Microsoft unveils wireless strategies

The software company announces several new efforts to bring wireless capabilities to devices using its operating systems.

Richard Shim Staff Writer, CNET News.com
Richard Shim
writes about gadgets big and small.
Richard Shim
3 min read
Microsoft on Tuesday announced several new efforts to bring wireless capabilities to devices using its operating systems in Cannes, France, at the 3GSM World Congress.

Among the announcements are the software maker's plans to work with chipmakers Intel and Texas Instruments to develop reference designs for phones that will run its Windows Powered Smartphone 2002 operating system. A reference design is essentially a blueprint that helps manufacturers build devices faster and get them into the hands of consumers.

In Microsoft and Intel's existing relationship in the PC industry, both companies are by far the market leaders in their respective industries.

"With these reference designs, the entire product is a ready-made solution for manufacturers," said Microsoft product manager Ed Suwanjindar. "They are essentially recipes to get products to market later this year."

Microsoft's efforts reflect an increasing trend in the handheld industry to incorporate wireless capabilities with devices. Palm has added wireless e-mail access to its latest device, the i705, and Handspring has improved its integration of voice capabilities in its recently launched Treo communicator.

As previously reported, Microsoft on Tuesday also announced its Phone Edition application, which will help handheld-device owners access data and make voice calls. The software runs on the Pocket PC 2002 operating system and will be used with Hewlett-Packard's Jornada 928 Wireless Digital Assistant, which the PC maker announced Tuesday.

Devices using Microsoft's Pocket PC 2002 and Smartphone 2002 operating systems will be able to handle both voice and data access. For devices that are connected to back-end corporate software, a key feature will be wireless synchronization to Outlook for e-mail with attachments, appointments and contacts. However, that capability is not always on, so consumers will have to set synchronization times.

Always-on access can draw significant amounts of power as well as minutes from wireless service subscription plans, Suwanjindar said.

New devices using the new reference designs are already in the works, Suwanjindar said. Compal is shopping a Smartphone product using TI's OMAP technology to carriers.

Devices using Intel's wireless device blueprint--Personal Internet Client Architecture, or PCA--are expected later this year. PCA uses Intel's XScale processors, which the chip maker announced last Monday.

Microsoft's announcements Tuesday address two categories: handhelds and wireless phones. Phones have the potential to be a much larger market given the number of units that have already been shipped--more than 10 times the number of handhelds shipped. But analysts have said that adding wireless capabilities to both types of devices could help to lift sales significantly.

The Phone Edition software targets handhelds using Microsoft's Pocket PC 2002 operating system. Phone Edition allows the applications on a Pocket PC-based device to work together more efficiently to make voice calls.
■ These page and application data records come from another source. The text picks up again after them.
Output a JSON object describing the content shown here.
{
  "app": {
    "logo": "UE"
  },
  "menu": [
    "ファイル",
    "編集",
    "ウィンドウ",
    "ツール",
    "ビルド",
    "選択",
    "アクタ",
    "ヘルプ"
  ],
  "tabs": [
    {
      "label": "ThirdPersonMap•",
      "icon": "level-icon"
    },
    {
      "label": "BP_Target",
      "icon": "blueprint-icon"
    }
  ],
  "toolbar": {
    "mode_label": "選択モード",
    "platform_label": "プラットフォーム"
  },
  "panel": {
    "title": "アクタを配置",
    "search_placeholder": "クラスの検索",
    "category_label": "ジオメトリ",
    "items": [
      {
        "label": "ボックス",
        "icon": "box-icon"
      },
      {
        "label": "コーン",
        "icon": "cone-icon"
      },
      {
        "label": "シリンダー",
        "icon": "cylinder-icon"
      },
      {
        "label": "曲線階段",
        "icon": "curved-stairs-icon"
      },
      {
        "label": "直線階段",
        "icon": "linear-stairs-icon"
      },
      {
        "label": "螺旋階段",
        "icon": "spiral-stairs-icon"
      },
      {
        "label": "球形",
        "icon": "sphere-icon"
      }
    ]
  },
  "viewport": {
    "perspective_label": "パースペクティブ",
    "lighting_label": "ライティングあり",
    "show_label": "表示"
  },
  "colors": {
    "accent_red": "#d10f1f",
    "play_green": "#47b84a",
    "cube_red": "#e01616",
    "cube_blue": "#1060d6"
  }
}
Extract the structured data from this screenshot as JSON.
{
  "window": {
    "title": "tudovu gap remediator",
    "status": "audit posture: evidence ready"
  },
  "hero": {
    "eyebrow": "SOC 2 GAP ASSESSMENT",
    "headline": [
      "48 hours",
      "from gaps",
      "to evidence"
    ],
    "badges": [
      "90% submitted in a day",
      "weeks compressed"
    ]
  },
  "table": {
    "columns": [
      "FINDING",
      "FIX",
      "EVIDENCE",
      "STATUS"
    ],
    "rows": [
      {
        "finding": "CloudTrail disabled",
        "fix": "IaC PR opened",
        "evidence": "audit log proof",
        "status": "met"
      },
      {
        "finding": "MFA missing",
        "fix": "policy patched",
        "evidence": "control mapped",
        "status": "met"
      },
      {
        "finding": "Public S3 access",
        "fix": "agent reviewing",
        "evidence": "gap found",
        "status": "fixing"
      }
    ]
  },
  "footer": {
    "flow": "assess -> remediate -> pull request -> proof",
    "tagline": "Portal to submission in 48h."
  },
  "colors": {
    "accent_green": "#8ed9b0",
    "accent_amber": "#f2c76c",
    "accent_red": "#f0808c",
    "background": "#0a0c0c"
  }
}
For example, it allows people to dial someone directly from a contact list and to add an appointment to a calendar on a desktop and have it to appear on a handheld.

Microsoft is hoping that its alliances with TI and Intel will help to jump-start its phone efforts, which have been mostly talk thus far; a device running its Smartphone 2002 OS has yet to ship. Of the top phone makers, only Samsung has agreed to use Microsoft's wireless phone software.

In related news, the mobile phone operating system Symbian also got a spit and polish. Symbian is backed by four of the world's top five cell phone makers. Sony, Ericsson and Nokia have already launched their first phones that run on Symbian.

The new version of Symbian supports wireless e-mails that contain video clips, still photos or audio recording. Phones that use the new version will also be able to operate in Japan on NTT DoCoMo's new cell phone network.

Separately, Microsoft announced Mobile Information Server 2002, or MIS, an upgraded version of its server-based software for doling out data over the wireless Internet. New capabilities for the software include the ability to sync PocketPC 2002-based devices with Microsoft's back-end Exchange collaboration software, allowing users to access their e-mail, calendar and contact information between the programs.

Compaq Computer and HP will release new technology services built around the new mobile capabilities, Microsoft said.

The first version of the MIS server software was unveiled in June of last year. Later in the year, Microsoft ended its wireless software joint venture with Qualcomm. This version MIS 2002, was launched in New York at Internet World Wireless East 2002.

Staff writer Ben Charny contributed to this report.